■ Exercise aim ■
Please copy every line of the data in which the string "timestamp" appears.

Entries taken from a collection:
== Segment start ==

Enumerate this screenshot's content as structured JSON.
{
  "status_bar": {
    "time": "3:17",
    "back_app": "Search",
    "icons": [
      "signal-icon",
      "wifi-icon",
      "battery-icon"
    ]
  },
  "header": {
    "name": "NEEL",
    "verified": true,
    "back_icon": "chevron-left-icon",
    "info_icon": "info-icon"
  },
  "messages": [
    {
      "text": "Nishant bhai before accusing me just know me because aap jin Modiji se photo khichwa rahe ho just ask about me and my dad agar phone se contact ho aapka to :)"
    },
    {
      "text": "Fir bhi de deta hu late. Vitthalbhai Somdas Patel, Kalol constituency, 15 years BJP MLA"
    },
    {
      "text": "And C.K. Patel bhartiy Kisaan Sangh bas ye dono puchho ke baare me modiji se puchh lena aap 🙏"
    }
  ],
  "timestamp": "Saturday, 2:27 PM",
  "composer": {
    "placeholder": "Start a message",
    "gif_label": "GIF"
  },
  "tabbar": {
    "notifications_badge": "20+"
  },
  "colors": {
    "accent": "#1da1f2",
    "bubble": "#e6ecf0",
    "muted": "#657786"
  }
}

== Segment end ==
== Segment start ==

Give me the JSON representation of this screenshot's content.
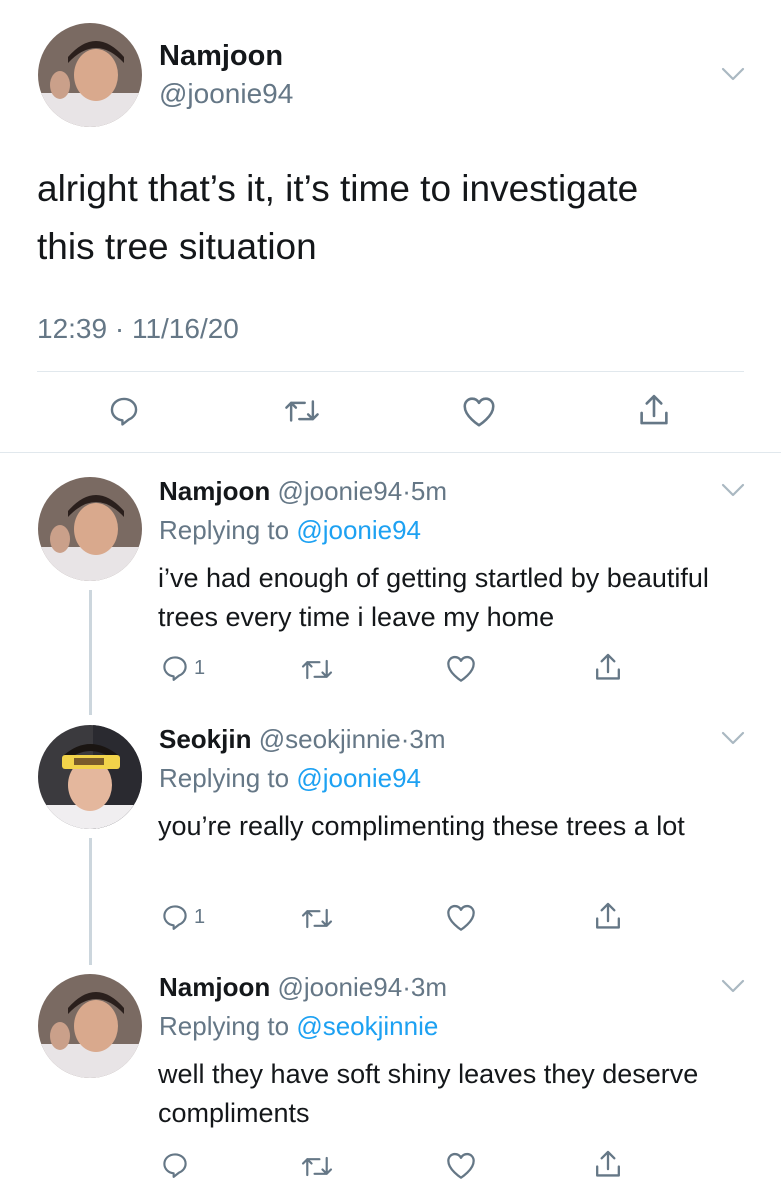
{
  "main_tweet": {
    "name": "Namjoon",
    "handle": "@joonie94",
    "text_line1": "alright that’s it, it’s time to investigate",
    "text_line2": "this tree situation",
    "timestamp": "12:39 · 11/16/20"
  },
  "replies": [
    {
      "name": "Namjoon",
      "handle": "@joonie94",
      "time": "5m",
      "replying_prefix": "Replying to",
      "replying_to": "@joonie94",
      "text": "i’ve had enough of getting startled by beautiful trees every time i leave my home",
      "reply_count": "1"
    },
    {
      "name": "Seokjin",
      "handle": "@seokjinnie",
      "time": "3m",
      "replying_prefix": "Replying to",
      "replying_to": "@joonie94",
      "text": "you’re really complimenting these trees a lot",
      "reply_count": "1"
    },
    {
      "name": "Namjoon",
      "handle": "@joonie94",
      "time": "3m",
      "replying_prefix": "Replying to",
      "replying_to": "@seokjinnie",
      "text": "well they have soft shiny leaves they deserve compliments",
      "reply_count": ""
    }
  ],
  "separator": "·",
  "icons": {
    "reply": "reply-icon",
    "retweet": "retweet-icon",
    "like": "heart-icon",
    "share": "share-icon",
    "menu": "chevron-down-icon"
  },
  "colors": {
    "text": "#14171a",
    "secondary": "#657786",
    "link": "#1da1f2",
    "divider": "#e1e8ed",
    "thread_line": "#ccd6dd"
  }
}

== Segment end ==
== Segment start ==

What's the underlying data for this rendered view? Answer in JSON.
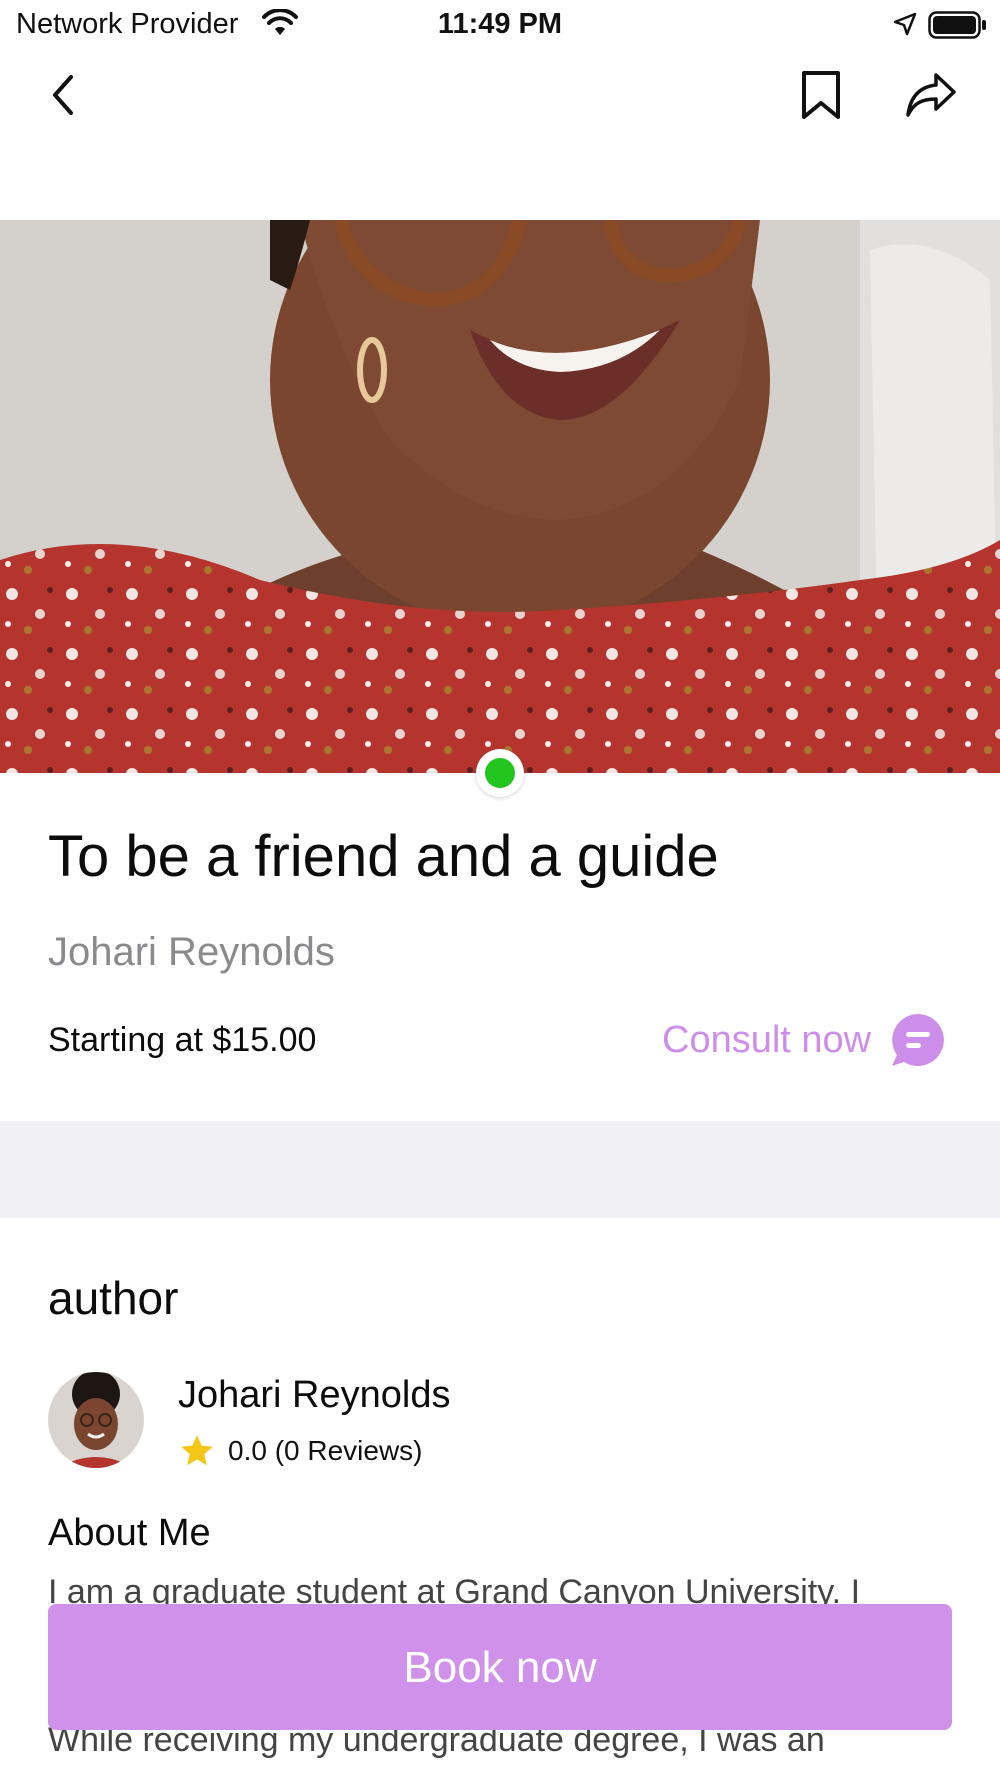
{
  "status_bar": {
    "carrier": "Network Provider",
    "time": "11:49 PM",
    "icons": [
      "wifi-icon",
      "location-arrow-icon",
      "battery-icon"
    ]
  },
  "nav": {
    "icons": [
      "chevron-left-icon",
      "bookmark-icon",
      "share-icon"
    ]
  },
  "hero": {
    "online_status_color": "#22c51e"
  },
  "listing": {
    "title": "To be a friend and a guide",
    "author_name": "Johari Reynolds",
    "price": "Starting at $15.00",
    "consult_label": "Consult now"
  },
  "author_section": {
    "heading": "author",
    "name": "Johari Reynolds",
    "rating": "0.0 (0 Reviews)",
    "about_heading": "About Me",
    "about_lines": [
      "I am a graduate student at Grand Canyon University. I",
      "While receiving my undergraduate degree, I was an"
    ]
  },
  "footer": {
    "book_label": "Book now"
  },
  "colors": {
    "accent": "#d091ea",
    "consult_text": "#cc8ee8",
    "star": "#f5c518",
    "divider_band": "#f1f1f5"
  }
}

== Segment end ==

■ Solution for this task ■
  "timestamp": "Saturday, 2:27 PM",
    "timestamp": "12:39 · 11/16/20"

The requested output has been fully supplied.